WORK TO COMPLETE: Write the entries out again in full and unchanged, dropping every image.

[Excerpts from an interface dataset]

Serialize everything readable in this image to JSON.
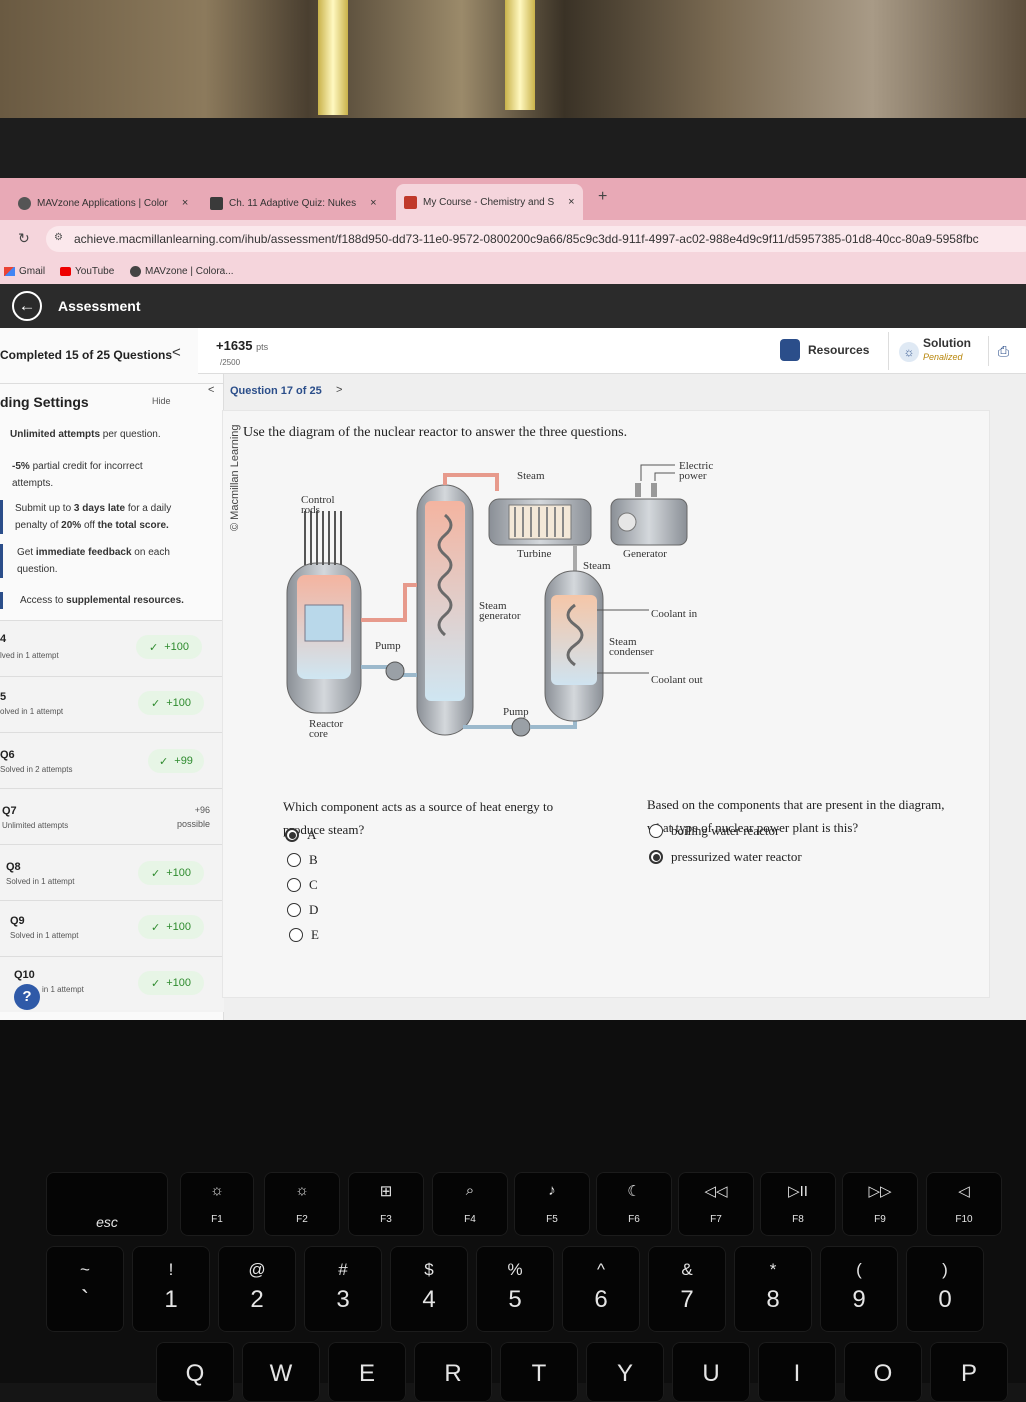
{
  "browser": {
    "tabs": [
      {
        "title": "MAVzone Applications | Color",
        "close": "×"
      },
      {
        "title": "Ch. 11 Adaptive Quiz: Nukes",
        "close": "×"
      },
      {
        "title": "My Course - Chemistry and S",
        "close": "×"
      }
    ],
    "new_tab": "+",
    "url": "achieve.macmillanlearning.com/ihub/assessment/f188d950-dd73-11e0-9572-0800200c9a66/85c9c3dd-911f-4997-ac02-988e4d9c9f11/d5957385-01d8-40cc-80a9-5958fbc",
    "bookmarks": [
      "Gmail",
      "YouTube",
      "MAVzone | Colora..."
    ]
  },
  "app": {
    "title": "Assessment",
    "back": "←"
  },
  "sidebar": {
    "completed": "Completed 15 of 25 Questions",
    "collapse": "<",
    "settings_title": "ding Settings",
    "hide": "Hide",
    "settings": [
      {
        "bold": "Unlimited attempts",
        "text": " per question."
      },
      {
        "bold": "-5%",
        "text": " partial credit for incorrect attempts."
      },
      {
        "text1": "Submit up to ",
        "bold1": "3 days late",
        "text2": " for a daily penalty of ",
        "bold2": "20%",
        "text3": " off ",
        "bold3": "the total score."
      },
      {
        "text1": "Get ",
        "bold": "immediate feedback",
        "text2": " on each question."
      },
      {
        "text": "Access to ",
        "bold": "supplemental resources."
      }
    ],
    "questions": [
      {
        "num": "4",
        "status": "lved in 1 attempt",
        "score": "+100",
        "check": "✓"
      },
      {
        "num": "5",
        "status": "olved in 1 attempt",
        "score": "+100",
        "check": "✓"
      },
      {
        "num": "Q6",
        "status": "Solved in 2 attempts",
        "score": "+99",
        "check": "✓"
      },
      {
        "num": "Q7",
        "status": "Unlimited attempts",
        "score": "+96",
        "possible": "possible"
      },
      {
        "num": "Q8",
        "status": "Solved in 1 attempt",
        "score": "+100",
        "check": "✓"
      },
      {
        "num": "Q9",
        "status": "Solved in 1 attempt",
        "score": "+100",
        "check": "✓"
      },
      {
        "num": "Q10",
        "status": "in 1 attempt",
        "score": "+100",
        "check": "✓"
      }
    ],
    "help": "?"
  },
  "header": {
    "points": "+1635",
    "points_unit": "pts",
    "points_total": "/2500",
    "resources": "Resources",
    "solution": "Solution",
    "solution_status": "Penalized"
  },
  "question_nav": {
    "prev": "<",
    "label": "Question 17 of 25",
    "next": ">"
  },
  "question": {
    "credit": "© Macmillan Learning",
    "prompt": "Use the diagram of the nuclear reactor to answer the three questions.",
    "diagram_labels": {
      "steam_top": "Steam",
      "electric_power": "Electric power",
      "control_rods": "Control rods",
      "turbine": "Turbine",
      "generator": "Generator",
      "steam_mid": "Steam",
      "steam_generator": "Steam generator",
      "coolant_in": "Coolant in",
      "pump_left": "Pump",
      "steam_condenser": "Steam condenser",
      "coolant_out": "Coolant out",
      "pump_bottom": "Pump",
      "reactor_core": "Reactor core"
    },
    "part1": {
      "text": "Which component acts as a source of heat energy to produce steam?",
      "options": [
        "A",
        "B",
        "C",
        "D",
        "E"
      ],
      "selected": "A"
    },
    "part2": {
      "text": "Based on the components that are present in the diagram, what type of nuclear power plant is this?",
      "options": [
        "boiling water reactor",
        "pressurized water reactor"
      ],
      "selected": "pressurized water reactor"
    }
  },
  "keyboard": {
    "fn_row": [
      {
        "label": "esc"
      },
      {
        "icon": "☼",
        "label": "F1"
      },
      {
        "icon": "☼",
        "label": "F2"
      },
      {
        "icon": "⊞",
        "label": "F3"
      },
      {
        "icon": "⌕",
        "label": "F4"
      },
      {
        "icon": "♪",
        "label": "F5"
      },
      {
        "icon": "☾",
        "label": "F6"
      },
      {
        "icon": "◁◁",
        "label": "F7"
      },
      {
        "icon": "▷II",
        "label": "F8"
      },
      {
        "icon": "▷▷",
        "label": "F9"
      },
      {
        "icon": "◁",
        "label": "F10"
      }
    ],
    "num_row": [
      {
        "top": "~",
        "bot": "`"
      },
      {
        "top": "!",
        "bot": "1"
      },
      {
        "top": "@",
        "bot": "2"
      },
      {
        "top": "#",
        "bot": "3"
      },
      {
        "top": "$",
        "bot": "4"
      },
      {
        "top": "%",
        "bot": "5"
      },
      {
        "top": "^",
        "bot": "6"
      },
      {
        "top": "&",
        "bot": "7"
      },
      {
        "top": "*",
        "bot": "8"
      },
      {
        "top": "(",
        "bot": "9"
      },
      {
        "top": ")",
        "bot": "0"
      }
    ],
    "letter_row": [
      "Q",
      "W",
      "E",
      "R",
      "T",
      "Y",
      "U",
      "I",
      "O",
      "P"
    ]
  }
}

TASK RESPONSE:
Serialize everything readable in this image to JSON.
{
  "browser": {
    "tabs": [
      {
        "title": "MAVzone Applications | Color",
        "close": "×"
      },
      {
        "title": "Ch. 11 Adaptive Quiz: Nukes",
        "close": "×"
      },
      {
        "title": "My Course - Chemistry and S",
        "close": "×"
      }
    ],
    "new_tab": "+",
    "url": "achieve.macmillanlearning.com/ihub/assessment/f188d950-dd73-11e0-9572-0800200c9a66/85c9c3dd-911f-4997-ac02-988e4d9c9f11/d5957385-01d8-40cc-80a9-5958fbc",
    "bookmarks": [
      "Gmail",
      "YouTube",
      "MAVzone | Colora..."
    ]
  },
  "app": {
    "title": "Assessment",
    "back": "←"
  },
  "sidebar": {
    "completed": "Completed 15 of 25 Questions",
    "collapse": "<",
    "settings_title": "ding Settings",
    "hide": "Hide",
    "settings": [
      {
        "bold": "Unlimited attempts",
        "text": " per question."
      },
      {
        "bold": "-5%",
        "text": " partial credit for incorrect attempts."
      },
      {
        "text1": "Submit up to ",
        "bold1": "3 days late",
        "text2": " for a daily penalty of ",
        "bold2": "20%",
        "text3": " off ",
        "bold3": "the total score."
      },
      {
        "text1": "Get ",
        "bold": "immediate feedback",
        "text2": " on each question."
      },
      {
        "text": "Access to ",
        "bold": "supplemental resources."
      }
    ],
    "questions": [
      {
        "num": "4",
        "status": "lved in 1 attempt",
        "score": "+100",
        "check": "✓"
      },
      {
        "num": "5",
        "status": "olved in 1 attempt",
        "score": "+100",
        "check": "✓"
      },
      {
        "num": "Q6",
        "status": "Solved in 2 attempts",
        "score": "+99",
        "check": "✓"
      },
      {
        "num": "Q7",
        "status": "Unlimited attempts",
        "score": "+96",
        "possible": "possible"
      },
      {
        "num": "Q8",
        "status": "Solved in 1 attempt",
        "score": "+100",
        "check": "✓"
      },
      {
        "num": "Q9",
        "status": "Solved in 1 attempt",
        "score": "+100",
        "check": "✓"
      },
      {
        "num": "Q10",
        "status": "in 1 attempt",
        "score": "+100",
        "check": "✓"
      }
    ],
    "help": "?"
  },
  "header": {
    "points": "+1635",
    "points_unit": "pts",
    "points_total": "/2500",
    "resources": "Resources",
    "solution": "Solution",
    "solution_status": "Penalized"
  },
  "question_nav": {
    "prev": "<",
    "label": "Question 17 of 25",
    "next": ">"
  },
  "question": {
    "credit": "© Macmillan Learning",
    "prompt": "Use the diagram of the nuclear reactor to answer the three questions.",
    "diagram_labels": {
      "steam_top": "Steam",
      "electric_power": "Electric power",
      "control_rods": "Control rods",
      "turbine": "Turbine",
      "generator": "Generator",
      "steam_mid": "Steam",
      "steam_generator": "Steam generator",
      "coolant_in": "Coolant in",
      "pump_left": "Pump",
      "steam_condenser": "Steam condenser",
      "coolant_out": "Coolant out",
      "pump_bottom": "Pump",
      "reactor_core": "Reactor core"
    },
    "part1": {
      "text": "Which component acts as a source of heat energy to produce steam?",
      "options": [
        "A",
        "B",
        "C",
        "D",
        "E"
      ],
      "selected": "A"
    },
    "part2": {
      "text": "Based on the components that are present in the diagram, what type of nuclear power plant is this?",
      "options": [
        "boiling water reactor",
        "pressurized water reactor"
      ],
      "selected": "pressurized water reactor"
    }
  },
  "keyboard": {
    "fn_row": [
      {
        "label": "esc"
      },
      {
        "icon": "☼",
        "label": "F1"
      },
      {
        "icon": "☼",
        "label": "F2"
      },
      {
        "icon": "⊞",
        "label": "F3"
      },
      {
        "icon": "⌕",
        "label": "F4"
      },
      {
        "icon": "♪",
        "label": "F5"
      },
      {
        "icon": "☾",
        "label": "F6"
      },
      {
        "icon": "◁◁",
        "label": "F7"
      },
      {
        "icon": "▷II",
        "label": "F8"
      },
      {
        "icon": "▷▷",
        "label": "F9"
      },
      {
        "icon": "◁",
        "label": "F10"
      }
    ],
    "num_row": [
      {
        "top": "~",
        "bot": "`"
      },
      {
        "top": "!",
        "bot": "1"
      },
      {
        "top": "@",
        "bot": "2"
      },
      {
        "top": "#",
        "bot": "3"
      },
      {
        "top": "$",
        "bot": "4"
      },
      {
        "top": "%",
        "bot": "5"
      },
      {
        "top": "^",
        "bot": "6"
      },
      {
        "top": "&",
        "bot": "7"
      },
      {
        "top": "*",
        "bot": "8"
      },
      {
        "top": "(",
        "bot": "9"
      },
      {
        "top": ")",
        "bot": "0"
      }
    ],
    "letter_row": [
      "Q",
      "W",
      "E",
      "R",
      "T",
      "Y",
      "U",
      "I",
      "O",
      "P"
    ]
  }
}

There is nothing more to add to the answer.